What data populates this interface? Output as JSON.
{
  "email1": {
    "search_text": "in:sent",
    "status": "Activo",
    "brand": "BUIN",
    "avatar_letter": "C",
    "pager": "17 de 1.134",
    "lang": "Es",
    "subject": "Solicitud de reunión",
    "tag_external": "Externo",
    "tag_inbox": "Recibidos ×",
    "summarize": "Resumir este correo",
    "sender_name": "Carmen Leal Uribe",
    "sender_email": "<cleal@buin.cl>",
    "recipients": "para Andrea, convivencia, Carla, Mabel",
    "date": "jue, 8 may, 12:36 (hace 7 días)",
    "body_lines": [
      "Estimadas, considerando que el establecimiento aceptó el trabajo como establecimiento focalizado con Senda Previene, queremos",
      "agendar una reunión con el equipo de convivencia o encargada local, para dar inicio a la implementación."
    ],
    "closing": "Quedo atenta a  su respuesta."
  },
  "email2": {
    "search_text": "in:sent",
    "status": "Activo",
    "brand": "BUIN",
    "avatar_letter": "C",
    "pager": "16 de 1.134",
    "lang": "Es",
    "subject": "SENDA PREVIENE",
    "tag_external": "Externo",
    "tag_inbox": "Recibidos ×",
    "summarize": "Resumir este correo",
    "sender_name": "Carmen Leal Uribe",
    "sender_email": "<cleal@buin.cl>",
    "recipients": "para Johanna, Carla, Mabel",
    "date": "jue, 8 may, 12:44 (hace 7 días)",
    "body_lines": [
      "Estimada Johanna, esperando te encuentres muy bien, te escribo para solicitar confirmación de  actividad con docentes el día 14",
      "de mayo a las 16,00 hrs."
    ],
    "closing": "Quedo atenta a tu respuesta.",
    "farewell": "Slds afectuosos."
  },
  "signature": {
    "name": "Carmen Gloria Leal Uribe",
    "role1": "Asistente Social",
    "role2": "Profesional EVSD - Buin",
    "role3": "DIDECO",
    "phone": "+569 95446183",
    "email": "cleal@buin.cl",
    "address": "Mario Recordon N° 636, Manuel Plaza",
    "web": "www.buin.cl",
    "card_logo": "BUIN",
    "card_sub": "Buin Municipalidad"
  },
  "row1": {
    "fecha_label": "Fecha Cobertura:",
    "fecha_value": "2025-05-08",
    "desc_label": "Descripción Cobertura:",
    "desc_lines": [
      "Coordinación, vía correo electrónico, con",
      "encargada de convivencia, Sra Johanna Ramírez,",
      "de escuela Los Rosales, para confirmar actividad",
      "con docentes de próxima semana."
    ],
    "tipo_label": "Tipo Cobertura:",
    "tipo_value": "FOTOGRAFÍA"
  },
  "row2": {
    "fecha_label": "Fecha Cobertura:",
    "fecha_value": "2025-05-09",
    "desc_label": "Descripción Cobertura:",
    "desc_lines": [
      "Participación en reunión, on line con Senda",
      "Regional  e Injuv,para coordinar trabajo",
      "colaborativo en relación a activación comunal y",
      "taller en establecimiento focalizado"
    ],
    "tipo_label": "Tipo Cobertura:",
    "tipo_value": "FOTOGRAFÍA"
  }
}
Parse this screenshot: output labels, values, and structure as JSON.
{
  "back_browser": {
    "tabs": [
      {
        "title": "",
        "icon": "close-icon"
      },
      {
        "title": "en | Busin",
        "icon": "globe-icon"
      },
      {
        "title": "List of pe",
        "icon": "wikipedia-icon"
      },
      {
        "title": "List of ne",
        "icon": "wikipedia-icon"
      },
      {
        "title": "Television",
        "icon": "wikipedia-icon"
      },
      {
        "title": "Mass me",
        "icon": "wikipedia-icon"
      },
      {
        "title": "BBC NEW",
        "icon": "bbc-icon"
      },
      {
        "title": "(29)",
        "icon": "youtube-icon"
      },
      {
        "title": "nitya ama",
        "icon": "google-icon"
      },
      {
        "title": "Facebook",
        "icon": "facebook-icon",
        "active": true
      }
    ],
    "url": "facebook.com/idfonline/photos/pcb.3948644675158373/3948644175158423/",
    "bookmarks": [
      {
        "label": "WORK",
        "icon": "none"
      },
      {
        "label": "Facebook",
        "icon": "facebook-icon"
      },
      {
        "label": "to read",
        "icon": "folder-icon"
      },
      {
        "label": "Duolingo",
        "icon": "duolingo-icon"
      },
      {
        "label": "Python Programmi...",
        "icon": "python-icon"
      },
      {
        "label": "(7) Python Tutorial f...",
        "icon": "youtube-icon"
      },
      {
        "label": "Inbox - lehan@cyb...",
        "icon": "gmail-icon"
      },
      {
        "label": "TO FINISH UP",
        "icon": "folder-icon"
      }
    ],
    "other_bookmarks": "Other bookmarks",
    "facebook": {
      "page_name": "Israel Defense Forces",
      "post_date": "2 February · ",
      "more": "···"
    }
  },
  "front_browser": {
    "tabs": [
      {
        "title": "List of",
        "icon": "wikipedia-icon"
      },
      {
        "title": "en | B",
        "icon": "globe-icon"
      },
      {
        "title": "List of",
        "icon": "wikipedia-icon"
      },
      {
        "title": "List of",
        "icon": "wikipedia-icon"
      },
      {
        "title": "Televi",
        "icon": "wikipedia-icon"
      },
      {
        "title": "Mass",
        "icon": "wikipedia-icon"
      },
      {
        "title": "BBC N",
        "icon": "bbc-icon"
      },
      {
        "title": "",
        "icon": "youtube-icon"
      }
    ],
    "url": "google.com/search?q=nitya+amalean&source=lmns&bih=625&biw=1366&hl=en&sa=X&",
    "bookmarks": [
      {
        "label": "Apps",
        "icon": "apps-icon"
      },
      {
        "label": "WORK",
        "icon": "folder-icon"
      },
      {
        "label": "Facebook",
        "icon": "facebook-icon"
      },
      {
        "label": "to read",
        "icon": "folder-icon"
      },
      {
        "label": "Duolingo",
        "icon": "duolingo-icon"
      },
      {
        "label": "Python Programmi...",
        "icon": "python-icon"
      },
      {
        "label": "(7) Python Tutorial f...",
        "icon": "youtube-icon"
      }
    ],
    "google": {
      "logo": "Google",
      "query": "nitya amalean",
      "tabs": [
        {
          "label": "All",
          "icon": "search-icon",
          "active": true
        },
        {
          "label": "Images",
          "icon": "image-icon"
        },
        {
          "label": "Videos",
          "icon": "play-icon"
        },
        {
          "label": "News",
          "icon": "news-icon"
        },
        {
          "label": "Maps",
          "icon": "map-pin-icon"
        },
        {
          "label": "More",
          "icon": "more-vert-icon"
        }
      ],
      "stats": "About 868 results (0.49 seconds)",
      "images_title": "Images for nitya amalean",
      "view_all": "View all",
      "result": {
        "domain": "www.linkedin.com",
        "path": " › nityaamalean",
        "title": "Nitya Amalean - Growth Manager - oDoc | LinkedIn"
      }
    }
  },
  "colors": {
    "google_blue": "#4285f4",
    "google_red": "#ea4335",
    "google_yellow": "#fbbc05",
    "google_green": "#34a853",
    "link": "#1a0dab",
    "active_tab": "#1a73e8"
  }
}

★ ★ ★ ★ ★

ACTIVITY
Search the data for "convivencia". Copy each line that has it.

YOUR SOLUTION
    "recipients": "para Andrea, convivencia, Carla, Mabel",
      "agendar una reunión con el equipo de convivencia o encargada local, para dar inicio a la implementación."
      "encargada de convivencia, Sra Johanna Ramírez,",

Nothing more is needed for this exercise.